● **To do**: Report how many lines below contain the word "header". Give only the number.

══ Task inputs ══

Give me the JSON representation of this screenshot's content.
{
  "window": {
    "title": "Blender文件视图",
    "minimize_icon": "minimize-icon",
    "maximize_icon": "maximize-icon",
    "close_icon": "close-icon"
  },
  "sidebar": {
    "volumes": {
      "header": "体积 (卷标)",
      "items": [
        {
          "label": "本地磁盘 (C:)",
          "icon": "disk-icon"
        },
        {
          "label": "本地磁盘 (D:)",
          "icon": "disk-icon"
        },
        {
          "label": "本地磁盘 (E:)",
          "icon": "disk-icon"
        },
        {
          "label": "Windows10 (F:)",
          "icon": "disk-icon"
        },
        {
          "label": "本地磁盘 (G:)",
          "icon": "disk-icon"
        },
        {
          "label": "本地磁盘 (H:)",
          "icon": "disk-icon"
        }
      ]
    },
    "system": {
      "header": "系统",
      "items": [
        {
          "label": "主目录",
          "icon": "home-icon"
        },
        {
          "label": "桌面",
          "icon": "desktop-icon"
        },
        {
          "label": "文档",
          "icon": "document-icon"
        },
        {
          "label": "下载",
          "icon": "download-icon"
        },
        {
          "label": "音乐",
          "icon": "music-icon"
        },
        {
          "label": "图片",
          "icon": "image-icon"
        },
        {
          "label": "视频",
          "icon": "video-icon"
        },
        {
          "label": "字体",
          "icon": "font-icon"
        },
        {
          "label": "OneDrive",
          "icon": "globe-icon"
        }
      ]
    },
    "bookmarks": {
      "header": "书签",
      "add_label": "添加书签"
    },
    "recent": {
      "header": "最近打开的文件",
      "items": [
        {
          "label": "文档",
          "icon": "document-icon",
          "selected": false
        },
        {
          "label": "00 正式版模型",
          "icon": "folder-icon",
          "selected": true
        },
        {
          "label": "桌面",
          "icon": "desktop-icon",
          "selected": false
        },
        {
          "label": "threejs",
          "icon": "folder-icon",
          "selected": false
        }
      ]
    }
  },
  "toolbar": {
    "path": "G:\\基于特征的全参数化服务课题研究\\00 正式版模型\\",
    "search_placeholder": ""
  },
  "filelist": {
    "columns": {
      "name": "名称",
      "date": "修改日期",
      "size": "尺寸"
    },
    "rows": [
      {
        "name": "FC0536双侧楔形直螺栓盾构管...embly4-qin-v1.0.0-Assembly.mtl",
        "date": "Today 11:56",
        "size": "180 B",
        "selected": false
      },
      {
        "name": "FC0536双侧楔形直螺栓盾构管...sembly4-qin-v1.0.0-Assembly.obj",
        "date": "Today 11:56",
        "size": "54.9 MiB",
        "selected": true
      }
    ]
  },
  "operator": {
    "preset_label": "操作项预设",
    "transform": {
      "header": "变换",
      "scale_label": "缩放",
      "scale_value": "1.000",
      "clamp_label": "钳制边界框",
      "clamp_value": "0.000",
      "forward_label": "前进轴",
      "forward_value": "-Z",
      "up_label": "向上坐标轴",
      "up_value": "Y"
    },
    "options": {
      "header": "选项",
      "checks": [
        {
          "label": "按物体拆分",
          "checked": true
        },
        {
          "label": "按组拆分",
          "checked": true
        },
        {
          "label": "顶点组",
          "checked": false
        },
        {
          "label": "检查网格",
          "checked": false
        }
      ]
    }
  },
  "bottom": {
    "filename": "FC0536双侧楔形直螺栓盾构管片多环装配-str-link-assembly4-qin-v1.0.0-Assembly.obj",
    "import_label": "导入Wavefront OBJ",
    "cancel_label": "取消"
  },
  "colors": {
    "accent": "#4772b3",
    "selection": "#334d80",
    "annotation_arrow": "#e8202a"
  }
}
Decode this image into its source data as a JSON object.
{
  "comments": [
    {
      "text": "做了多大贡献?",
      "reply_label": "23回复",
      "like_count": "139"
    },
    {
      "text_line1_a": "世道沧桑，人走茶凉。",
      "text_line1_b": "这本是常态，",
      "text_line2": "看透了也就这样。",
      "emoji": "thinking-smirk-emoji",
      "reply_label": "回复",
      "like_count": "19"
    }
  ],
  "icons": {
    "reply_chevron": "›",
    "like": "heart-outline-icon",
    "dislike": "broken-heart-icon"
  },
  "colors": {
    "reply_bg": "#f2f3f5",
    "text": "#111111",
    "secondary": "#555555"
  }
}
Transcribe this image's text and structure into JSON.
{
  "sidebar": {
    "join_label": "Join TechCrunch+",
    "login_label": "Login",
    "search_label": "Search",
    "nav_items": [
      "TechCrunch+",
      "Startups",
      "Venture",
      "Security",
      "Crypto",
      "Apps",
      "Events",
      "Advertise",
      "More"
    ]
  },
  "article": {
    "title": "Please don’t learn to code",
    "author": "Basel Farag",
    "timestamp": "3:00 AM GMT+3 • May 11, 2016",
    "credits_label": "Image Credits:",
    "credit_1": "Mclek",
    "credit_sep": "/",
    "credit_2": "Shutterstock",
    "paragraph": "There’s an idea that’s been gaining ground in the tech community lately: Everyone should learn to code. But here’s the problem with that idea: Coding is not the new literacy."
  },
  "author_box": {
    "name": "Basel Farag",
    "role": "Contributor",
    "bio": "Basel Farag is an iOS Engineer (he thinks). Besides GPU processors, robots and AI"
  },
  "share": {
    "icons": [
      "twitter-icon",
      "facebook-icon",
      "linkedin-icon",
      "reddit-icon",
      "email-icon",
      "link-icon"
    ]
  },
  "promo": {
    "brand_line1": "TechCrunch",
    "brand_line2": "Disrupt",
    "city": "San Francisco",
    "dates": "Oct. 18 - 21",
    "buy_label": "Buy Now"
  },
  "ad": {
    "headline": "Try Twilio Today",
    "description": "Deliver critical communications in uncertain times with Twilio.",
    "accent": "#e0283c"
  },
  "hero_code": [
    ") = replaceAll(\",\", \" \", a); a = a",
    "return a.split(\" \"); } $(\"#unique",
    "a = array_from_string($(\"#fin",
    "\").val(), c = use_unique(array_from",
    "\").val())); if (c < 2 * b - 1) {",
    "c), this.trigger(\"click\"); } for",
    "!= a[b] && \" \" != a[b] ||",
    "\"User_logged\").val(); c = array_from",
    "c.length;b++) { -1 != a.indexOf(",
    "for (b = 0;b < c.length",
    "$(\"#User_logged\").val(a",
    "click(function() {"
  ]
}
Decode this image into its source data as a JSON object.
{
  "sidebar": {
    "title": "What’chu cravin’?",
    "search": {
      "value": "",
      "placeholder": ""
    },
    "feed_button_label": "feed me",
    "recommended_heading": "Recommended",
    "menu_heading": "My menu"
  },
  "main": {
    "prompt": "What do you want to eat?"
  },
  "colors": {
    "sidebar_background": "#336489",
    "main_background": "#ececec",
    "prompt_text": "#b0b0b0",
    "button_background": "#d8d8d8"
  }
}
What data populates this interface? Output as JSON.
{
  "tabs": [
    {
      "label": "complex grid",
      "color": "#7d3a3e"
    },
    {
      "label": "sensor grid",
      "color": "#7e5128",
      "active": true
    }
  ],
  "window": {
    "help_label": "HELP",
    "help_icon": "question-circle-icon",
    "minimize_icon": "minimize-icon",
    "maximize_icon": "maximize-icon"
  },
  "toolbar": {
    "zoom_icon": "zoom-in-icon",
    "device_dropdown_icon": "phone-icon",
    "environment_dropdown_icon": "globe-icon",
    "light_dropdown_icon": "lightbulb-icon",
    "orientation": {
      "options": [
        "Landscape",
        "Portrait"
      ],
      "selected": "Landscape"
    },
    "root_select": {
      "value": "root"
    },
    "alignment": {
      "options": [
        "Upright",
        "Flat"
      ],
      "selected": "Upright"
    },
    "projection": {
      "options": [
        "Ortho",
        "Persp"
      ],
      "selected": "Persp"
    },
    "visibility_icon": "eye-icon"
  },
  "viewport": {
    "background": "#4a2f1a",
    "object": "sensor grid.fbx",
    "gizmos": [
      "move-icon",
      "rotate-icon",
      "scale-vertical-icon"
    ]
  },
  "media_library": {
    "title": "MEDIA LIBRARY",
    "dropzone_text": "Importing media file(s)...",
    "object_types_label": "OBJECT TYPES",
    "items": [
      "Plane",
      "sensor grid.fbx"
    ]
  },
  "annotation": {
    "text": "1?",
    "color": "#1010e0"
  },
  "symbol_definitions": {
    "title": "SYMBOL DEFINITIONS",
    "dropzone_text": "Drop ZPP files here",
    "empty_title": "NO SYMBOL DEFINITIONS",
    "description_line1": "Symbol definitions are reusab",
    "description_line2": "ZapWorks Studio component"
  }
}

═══

● **Expected output**: 6